Sympathies for C-Webb

How dare the Bee anger our hero just because he’s dating a supermodel

Illustration By Dack Thompson

Why God? Why?

That was my first reaction to hearing that Chris Webber wouldn’t be talking to the local media anymore.

I can remember where I was at the time: at the breakfast table, the Sacramento Bee in hand. All I wanted to do was check the box scores and read the “Ask Scoopy” question on the weather page. Instead—upon reading of Webber’s threatened silence—I stared blankly into my fiancée’s eyes, unsure whether I could steady myself for another day of work. I did, eventually. But it was hard.

I read that Webber was upset by an article in the February 12 Sacramento Bee style section by J. Freedom du Lac that asked the question: “Are Chris Webber and Tyra Banks an item?” Webber was so angered by the invasion of his privacy, the article said, that after a game against the San Antonio Spurs he ripped the local media and threatened to not speak with them anymore.
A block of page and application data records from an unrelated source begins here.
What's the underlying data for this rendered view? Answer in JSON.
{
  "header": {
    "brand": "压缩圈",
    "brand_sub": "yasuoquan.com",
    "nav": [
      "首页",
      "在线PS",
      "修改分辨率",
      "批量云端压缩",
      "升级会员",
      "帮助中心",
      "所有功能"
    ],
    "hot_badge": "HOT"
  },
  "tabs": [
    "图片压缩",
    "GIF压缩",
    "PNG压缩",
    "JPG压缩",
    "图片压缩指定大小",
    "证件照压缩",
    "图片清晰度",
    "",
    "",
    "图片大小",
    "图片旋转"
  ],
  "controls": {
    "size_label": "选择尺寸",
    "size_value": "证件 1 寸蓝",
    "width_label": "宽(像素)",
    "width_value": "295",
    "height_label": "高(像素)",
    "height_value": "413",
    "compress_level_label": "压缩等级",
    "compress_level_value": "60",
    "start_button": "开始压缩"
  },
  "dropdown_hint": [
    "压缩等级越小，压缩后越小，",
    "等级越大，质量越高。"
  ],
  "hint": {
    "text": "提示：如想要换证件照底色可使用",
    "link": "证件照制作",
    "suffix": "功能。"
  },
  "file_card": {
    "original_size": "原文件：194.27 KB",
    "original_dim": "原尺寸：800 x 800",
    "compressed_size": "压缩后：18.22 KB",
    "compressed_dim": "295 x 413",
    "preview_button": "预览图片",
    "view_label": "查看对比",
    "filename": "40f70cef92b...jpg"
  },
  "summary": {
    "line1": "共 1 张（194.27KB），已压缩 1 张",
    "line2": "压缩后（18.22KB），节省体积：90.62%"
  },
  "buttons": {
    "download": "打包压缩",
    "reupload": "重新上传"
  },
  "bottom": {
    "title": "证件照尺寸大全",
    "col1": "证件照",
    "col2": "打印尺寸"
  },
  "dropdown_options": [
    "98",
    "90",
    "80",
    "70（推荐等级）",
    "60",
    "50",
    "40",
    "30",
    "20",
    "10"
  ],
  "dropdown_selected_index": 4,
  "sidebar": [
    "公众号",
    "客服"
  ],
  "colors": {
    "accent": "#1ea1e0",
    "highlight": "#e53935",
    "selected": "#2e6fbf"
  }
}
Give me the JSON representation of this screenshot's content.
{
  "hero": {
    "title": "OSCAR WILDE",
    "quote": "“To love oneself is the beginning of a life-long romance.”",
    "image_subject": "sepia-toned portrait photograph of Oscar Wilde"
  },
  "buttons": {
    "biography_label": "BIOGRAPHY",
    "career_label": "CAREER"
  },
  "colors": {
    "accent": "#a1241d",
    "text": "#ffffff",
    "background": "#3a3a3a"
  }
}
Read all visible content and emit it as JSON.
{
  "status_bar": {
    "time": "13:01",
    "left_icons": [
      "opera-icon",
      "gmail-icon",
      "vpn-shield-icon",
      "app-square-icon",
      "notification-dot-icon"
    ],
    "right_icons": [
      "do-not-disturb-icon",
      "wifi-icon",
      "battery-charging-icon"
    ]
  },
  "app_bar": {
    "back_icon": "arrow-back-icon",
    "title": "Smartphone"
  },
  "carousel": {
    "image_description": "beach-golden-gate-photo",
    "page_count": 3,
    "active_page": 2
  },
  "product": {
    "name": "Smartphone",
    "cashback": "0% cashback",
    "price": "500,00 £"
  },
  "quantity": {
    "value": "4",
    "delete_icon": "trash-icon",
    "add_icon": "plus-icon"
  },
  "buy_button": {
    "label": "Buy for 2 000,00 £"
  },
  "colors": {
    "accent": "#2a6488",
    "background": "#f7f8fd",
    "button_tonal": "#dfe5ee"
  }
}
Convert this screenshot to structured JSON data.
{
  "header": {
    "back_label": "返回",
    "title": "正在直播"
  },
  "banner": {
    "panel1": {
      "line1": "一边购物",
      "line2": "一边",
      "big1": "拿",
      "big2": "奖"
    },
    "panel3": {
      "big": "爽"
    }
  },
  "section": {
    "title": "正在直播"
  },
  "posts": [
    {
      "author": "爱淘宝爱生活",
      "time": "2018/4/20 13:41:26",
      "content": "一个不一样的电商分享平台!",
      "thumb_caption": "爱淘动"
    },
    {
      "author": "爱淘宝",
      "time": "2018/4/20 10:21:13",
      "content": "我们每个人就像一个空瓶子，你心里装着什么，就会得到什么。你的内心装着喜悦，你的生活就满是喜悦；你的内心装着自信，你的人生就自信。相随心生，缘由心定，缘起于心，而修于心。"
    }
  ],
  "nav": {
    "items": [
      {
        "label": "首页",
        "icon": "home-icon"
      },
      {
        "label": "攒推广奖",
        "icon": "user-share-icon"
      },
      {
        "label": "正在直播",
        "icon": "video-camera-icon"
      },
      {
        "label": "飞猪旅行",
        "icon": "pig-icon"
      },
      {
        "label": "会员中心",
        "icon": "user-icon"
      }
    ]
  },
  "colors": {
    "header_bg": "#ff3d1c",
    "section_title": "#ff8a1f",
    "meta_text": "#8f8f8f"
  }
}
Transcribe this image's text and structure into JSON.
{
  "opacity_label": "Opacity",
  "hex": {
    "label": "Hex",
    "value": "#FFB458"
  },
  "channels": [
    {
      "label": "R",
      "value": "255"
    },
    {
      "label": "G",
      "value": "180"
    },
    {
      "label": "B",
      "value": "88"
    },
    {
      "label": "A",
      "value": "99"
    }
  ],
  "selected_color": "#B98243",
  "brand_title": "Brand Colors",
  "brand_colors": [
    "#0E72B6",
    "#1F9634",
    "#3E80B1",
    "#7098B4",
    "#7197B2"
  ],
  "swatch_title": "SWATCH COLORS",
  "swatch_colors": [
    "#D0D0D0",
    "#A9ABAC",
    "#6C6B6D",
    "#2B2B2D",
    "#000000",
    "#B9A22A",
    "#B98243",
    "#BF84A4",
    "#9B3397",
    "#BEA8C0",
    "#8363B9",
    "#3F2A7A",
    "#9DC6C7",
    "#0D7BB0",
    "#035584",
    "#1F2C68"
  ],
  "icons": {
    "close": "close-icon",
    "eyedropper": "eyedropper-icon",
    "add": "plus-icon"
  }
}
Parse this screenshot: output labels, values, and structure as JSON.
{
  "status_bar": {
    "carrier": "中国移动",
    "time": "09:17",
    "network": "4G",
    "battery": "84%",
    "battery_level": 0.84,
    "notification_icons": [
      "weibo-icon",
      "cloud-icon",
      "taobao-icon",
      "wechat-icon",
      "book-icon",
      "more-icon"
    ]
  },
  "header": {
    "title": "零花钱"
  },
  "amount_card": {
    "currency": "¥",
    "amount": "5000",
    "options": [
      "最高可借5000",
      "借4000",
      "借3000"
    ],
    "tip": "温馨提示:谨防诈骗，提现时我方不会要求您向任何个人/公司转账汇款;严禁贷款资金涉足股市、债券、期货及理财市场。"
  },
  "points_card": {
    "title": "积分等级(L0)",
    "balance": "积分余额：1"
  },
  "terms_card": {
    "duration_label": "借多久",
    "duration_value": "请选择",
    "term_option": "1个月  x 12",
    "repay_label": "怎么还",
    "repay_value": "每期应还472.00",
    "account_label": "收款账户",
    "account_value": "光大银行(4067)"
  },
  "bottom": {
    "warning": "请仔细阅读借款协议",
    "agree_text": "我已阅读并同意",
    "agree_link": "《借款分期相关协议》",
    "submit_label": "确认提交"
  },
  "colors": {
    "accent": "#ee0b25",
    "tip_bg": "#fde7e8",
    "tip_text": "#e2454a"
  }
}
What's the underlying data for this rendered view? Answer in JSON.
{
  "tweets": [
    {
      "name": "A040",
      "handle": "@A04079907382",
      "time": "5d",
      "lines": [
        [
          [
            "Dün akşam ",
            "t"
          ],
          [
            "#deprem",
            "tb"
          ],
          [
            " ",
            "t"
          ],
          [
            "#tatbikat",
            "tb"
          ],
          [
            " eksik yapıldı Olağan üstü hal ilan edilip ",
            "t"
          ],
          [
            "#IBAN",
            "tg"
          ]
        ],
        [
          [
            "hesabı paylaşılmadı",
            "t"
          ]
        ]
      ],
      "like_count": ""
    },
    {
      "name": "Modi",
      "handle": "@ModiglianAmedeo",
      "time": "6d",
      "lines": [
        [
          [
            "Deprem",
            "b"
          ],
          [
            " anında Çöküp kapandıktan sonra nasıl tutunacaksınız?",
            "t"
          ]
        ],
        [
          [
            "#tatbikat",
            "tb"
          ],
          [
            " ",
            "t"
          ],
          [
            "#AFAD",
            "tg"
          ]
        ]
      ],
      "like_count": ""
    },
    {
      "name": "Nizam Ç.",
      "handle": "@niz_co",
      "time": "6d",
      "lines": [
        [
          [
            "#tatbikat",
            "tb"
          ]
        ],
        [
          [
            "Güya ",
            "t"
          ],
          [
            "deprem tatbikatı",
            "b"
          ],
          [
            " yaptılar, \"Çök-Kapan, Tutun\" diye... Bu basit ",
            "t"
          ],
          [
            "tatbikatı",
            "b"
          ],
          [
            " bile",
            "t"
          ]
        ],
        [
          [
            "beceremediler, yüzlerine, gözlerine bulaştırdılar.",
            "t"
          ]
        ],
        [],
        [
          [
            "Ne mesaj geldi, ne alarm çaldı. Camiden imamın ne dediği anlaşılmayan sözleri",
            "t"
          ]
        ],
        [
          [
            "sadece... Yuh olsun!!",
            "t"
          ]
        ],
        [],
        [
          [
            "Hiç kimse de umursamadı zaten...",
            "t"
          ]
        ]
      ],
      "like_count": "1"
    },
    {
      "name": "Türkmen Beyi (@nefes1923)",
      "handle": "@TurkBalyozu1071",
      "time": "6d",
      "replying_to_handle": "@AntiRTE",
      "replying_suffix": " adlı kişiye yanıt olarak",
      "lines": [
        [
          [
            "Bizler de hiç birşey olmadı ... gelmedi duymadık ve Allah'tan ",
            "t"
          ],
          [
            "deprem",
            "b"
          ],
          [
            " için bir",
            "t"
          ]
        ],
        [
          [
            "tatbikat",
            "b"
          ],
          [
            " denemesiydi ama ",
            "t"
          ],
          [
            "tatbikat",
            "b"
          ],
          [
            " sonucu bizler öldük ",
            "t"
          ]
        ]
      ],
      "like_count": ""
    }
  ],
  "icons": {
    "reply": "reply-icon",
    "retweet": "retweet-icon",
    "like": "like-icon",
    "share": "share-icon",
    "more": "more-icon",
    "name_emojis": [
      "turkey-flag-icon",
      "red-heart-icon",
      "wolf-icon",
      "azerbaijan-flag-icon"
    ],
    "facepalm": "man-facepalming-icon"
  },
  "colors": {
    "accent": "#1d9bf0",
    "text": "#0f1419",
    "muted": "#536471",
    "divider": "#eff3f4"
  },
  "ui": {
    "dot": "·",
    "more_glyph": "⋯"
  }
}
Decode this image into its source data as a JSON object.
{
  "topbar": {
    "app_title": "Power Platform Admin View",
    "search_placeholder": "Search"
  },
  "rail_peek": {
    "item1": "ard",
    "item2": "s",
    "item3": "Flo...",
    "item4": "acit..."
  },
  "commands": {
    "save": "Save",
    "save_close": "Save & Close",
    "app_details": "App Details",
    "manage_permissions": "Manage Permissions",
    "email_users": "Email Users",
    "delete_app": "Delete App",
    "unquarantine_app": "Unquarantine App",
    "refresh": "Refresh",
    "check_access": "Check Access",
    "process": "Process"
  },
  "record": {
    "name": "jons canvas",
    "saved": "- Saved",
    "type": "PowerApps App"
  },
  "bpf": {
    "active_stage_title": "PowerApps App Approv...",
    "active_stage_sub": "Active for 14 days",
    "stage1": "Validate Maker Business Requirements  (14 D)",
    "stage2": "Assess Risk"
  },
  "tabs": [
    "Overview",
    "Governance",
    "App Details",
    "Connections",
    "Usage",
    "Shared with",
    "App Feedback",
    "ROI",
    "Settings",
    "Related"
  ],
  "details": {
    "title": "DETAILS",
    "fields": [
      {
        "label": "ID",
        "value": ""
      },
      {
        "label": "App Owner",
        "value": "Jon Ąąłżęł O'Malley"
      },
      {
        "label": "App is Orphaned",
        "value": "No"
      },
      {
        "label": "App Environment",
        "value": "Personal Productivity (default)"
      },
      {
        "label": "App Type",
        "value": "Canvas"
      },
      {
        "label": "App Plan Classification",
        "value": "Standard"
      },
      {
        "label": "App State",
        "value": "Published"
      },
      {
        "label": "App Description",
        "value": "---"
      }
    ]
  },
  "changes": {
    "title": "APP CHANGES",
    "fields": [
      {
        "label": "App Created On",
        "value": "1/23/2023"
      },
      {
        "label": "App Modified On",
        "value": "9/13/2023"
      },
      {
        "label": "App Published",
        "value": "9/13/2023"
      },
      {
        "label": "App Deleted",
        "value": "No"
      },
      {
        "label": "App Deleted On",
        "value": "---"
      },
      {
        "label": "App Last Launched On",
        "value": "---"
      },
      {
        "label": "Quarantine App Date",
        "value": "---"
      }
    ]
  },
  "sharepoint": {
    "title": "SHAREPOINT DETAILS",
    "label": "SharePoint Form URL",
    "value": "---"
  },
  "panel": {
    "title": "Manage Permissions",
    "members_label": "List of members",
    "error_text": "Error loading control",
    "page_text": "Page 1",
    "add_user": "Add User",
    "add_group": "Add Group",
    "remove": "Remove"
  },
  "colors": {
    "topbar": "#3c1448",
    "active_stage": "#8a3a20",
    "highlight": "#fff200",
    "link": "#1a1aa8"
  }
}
A little later I saw the episode on the local television news. A pissed, hurt and shirtless Webber stood his ground and gave the local fishhacks a piece of his mind. I thought I saw a tear forming in his left eye.

In that instant, I just wanted to hold him. “Everything’s gonna be OK, little one,” I’d say. But alas we’re not very close. Without his words in Bee beat-writer Martin McNeal’s game stories, we’d be even less so.

After I absorbed the shock, I focused my anger on the offending journalist—pop culture writer J. Freedom du Lac. “Why doesn’t he stick to writing about Britney Spears?” I thought. Because of du Lac’s handiwork, I’d no longer be able to read Webber’s comprehensive quotes in McNeal’s post-game notes.

Insightful chestnuts like this one would never have seen the light of day: “Our play feels good now, but sometimes you start to worry that you are going to skip the basics when you are playing so well. We just need to stay focused.”

Swiss-born psychiatrist Dr. Elisabeth Kübler-Ross is famous for a book she wrote called On Death and Dying, in which she described the five stages of grief. In the days following the shocking Webber announcement that he would not talk to the press, I went through the five stages in rapid succession. Listening to local sports talk radio, I could tell I had some company. “Why can’t they just stay out of his business?” asked one caller. Why indeed. Here’s how I went through the five stages.

“This isn’t happening,” I thought. Chris Webber is such a friendly fellow. I always see him just walking in Downtown Sacramento, shaking hands and signing autographs. In fact, he regularly comes into the News & Review just to hang. Every Sunday morning in the off season, you’ll find him passing out $20 bills to homeless people down by the Capitol. It’s clear he loves Sacramento. When people say, “Aw, come on, the guy lives in Granite Bay!” I tell them it’s only because if C-Webb lived in Land Park or the Fabulous 40s, he’d be out playing hoops with the local kids every day and he doesn’t want to do that because he might tire himself out. Damn right!

Again, my resentment was toward the Bee, which had the temerity to do a story on Webber and supermodel Banks after seeing them hang out at All-Star festivities. I mean, why are the Bee reporters so hard on Webber and the Kings? Check out how they unleashed bulldog Martin McNeal on the Kings beat. It was only grudgingly that Webber chose McNeal to help him write his autobiography, and he only did it so he wouldn’t piss McNeal off. Who knows where that book deal stands now that Webber has decided to freeze out the local media. Marty might have to call his broker.

Upon hitting this stage, I called up the Maloofs and promised them that if they got Webber to talk I’d take out $10,000 in loans so I could pay to go to a few games. They told me if I got the money and agreed to towel off announcer Grant Napear whenever a call happens to go against the Kings, they’d consider speaking with C-Webb. I’m not sure about this—what would Sacramento basketball be without the announcer rooting for the home team?

What would life be if Chris Webber didn’t speak to the media? We might not know if he’s giving “110 percent,” or “taking one game at a time” or whether the Kings were “kind of sluggish in the first half.” The thought of not being inside the head of C-Webb chills me. Frankly, I need a diversion. Wondering how my fiancée and I will be able to provide for children in an economically stratified society AND figuring out how we’ll afford the $115 courtside Kings seats can be stressful.

Coming to terms with this whole Webber fiasco has forced me—and I’m sure other Kings fans—to re-evaluate just what I expect from my sports heroes. The question has been whether athletes are just pampered, overpaid big kids or simply human beings who play sports, locked into a fishbowl life because they have physical talent. In C-Webb’s tirade we have an answer—basketball players are just human beings like you and me. And Webber is a sensitive young man who wants to keep his private life private and his fans’ eyes focused on the court. The media attention makes me feel sorry for him.

Well, as much as you can feel sorry for a guy who has a $124 million contract and dates Tyra Banks.